** EXERCISE DATA follows **

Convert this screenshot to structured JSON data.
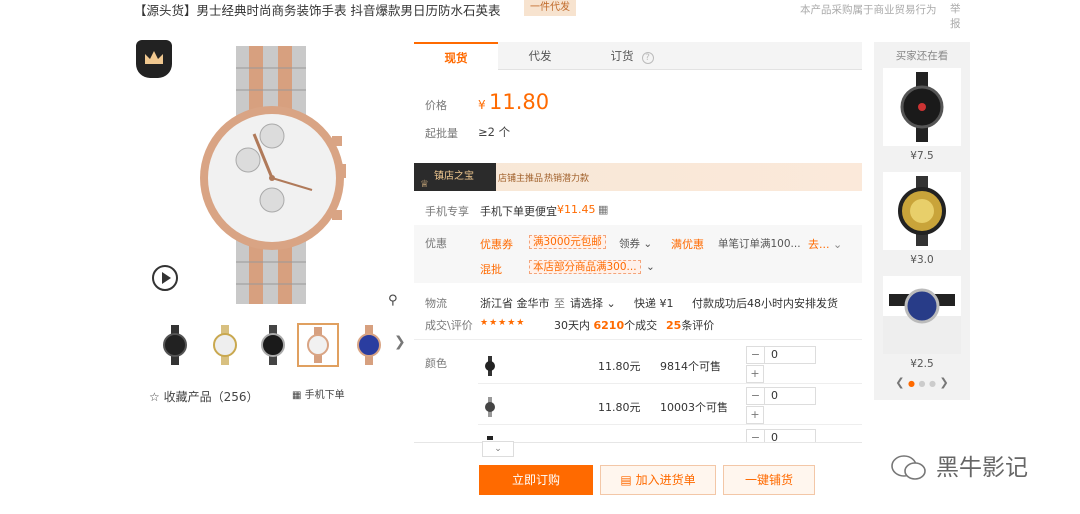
{
  "header": {
    "title": "【源头货】男士经典时尚商务装饰手表 抖音爆款男日历防水石英表",
    "dropship_badge": "一件代发",
    "notice": "本产品采购属于商业贸易行为",
    "report": "举报"
  },
  "gallery": {
    "thumbnails": [
      "black",
      "gold",
      "black-silver",
      "rose-gold",
      "blue"
    ],
    "selected_thumbnail": 3,
    "favorite_label": "收藏产品（256）",
    "mobile_order_label": "手机下单"
  },
  "tabs": [
    {
      "label": "现货",
      "active": true
    },
    {
      "label": "代发",
      "active": false
    },
    {
      "label": "订货",
      "active": false
    }
  ],
  "pricing": {
    "price_label": "价格",
    "currency": "¥",
    "price": "11.80",
    "min_qty_label": "起批量",
    "min_qty": "≥2 个"
  },
  "shop_banner": {
    "badge": "镇店之宝",
    "tag1": "店铺主推品",
    "tag2": "热销潜力款"
  },
  "mobile_exclusive": {
    "label": "手机专享",
    "text": "手机下单更便宜",
    "price": "¥11.45"
  },
  "promotions": {
    "label": "优惠",
    "coupon_label": "优惠券",
    "coupon_value": "满3000元包邮",
    "claim_label": "领券",
    "full_discount_label": "满优惠",
    "full_discount_value": "单笔订单满100...",
    "full_discount_action": "去...",
    "mixed_label": "混批",
    "mixed_value": "本店部分商品满300..."
  },
  "logistics": {
    "label": "物流",
    "origin": "浙江省 金华市",
    "to": "至",
    "select": "请选择",
    "express": "快递 ¥1",
    "promise": "付款成功后48小时内安排发货"
  },
  "reviews": {
    "label": "成交\\评价",
    "stars": "★★★★★",
    "deals_prefix": "30天内",
    "deals_count": "6210",
    "deals_suffix": "个成交",
    "review_count": "25",
    "review_suffix": "条评价"
  },
  "sku": {
    "label": "颜色",
    "rows": [
      {
        "price": "11.80元",
        "stock": "9814个可售",
        "qty": "0"
      },
      {
        "price": "11.80元",
        "stock": "10003个可售",
        "qty": "0"
      },
      {
        "price": "",
        "stock": "",
        "qty": "0"
      }
    ]
  },
  "actions": {
    "buy": "立即订购",
    "cart": "加入进货单",
    "distribute": "一键铺货"
  },
  "sidebar": {
    "title": "买家还在看",
    "items": [
      {
        "price": "¥7.5"
      },
      {
        "price": "¥3.0"
      },
      {
        "price": "¥2.5"
      }
    ]
  },
  "watermark": "黑牛影记",
  "colors": {
    "accent": "#ff6a00",
    "rose_gold": "#d9a484",
    "dark_badge": "#2b2b2b"
  }
}
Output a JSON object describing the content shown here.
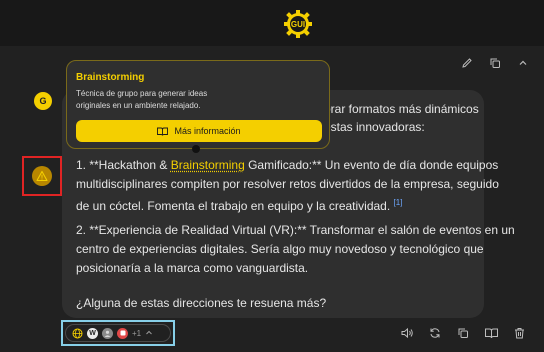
{
  "header": {
    "logo_text": "GUI"
  },
  "avatar": {
    "initial": "G"
  },
  "tooltip": {
    "title": "Brainstorming",
    "description": "Técnica de grupo para generar ideas originales en un ambiente relajado.",
    "button_label": "Más información"
  },
  "message": {
    "line1_tail": "orar formatos más dinámicos",
    "line2_tail": "estas innovadoras:",
    "item1": {
      "prefix": "1. **Hackathon & ",
      "keyword": "Brainstorming",
      "rest": " Gamificado:** Un evento de día donde equipos",
      "line2": "multidisciplinares compiten por resolver retos divertidos de la empresa, seguido",
      "line3": "de un cóctel. Fomenta el trabajo en equipo y la creatividad.",
      "cite": "[1]"
    },
    "item2": {
      "line1": "2. **Experiencia de Realidad Virtual (VR):** Transformar el salón de eventos en un",
      "line2": "centro de experiencias digitales. Sería algo muy novedoso y tecnológico que",
      "line3": "posicionaría a la marca como vanguardista."
    },
    "question": "¿Alguna de estas direcciones te resuena más?"
  },
  "models": {
    "more_count": "+1"
  },
  "colors": {
    "accent": "#f4cf00",
    "warning_box": "#e02424",
    "models_box": "#87cfe8"
  }
}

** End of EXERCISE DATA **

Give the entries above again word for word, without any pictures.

### THE ANSWER
Convert this screenshot to structured JSON data.
{
  "header": {
    "title": "【源头货】男士经典时尚商务装饰手表 抖音爆款男日历防水石英表",
    "dropship_badge": "一件代发",
    "notice": "本产品采购属于商业贸易行为",
    "report": "举报"
  },
  "gallery": {
    "thumbnails": [
      "black",
      "gold",
      "black-silver",
      "rose-gold",
      "blue"
    ],
    "selected_thumbnail": 3,
    "favorite_label": "收藏产品（256）",
    "mobile_order_label": "手机下单"
  },
  "tabs": [
    {
      "label": "现货",
      "active": true
    },
    {
      "label": "代发",
      "active": false
    },
    {
      "label": "订货",
      "active": false
    }
  ],
  "pricing": {
    "price_label": "价格",
    "currency": "¥",
    "price": "11.80",
    "min_qty_label": "起批量",
    "min_qty": "≥2 个"
  },
  "shop_banner": {
    "badge": "镇店之宝",
    "tag1": "店铺主推品",
    "tag2": "热销潜力款"
  },
  "mobile_exclusive": {
    "label": "手机专享",
    "text": "手机下单更便宜",
    "price": "¥11.45"
  },
  "promotions": {
    "label": "优惠",
    "coupon_label": "优惠券",
    "coupon_value": "满3000元包邮",
    "claim_label": "领券",
    "full_discount_label": "满优惠",
    "full_discount_value": "单笔订单满100...",
    "full_discount_action": "去...",
    "mixed_label": "混批",
    "mixed_value": "本店部分商品满300..."
  },
  "logistics": {
    "label": "物流",
    "origin": "浙江省 金华市",
    "to": "至",
    "select": "请选择",
    "express": "快递 ¥1",
    "promise": "付款成功后48小时内安排发货"
  },
  "reviews": {
    "label": "成交\\评价",
    "stars": "★★★★★",
    "deals_prefix": "30天内",
    "deals_count": "6210",
    "deals_suffix": "个成交",
    "review_count": "25",
    "review_suffix": "条评价"
  },
  "sku": {
    "label": "颜色",
    "rows": [
      {
        "price": "11.80元",
        "stock": "9814个可售",
        "qty": "0"
      },
      {
        "price": "11.80元",
        "stock": "10003个可售",
        "qty": "0"
      },
      {
        "price": "",
        "stock": "",
        "qty": "0"
      }
    ]
  },
  "actions": {
    "buy": "立即订购",
    "cart": "加入进货单",
    "distribute": "一键铺货"
  },
  "sidebar": {
    "title": "买家还在看",
    "items": [
      {
        "price": "¥7.5"
      },
      {
        "price": "¥3.0"
      },
      {
        "price": "¥2.5"
      }
    ]
  },
  "watermark": "黑牛影记",
  "colors": {
    "accent": "#ff6a00",
    "rose_gold": "#d9a484",
    "dark_badge": "#2b2b2b"
  }
}
Output a JSON object describing the content shown here.
{
  "header": {
    "logo_text": "GUI"
  },
  "avatar": {
    "initial": "G"
  },
  "tooltip": {
    "title": "Brainstorming",
    "description": "Técnica de grupo para generar ideas originales en un ambiente relajado.",
    "button_label": "Más información"
  },
  "message": {
    "line1_tail": "orar formatos más dinámicos",
    "line2_tail": "estas innovadoras:",
    "item1": {
      "prefix": "1. **Hackathon & ",
      "keyword": "Brainstorming",
      "rest": " Gamificado:** Un evento de día donde equipos",
      "line2": "multidisciplinares compiten por resolver retos divertidos de la empresa, seguido",
      "line3": "de un cóctel. Fomenta el trabajo en equipo y la creatividad.",
      "cite": "[1]"
    },
    "item2": {
      "line1": "2. **Experiencia de Realidad Virtual (VR):** Transformar el salón de eventos en un",
      "line2": "centro de experiencias digitales. Sería algo muy novedoso y tecnológico que",
      "line3": "posicionaría a la marca como vanguardista."
    },
    "question": "¿Alguna de estas direcciones te resuena más?"
  },
  "models": {
    "more_count": "+1"
  },
  "colors": {
    "accent": "#f4cf00",
    "warning_box": "#e02424",
    "models_box": "#87cfe8"
  }
}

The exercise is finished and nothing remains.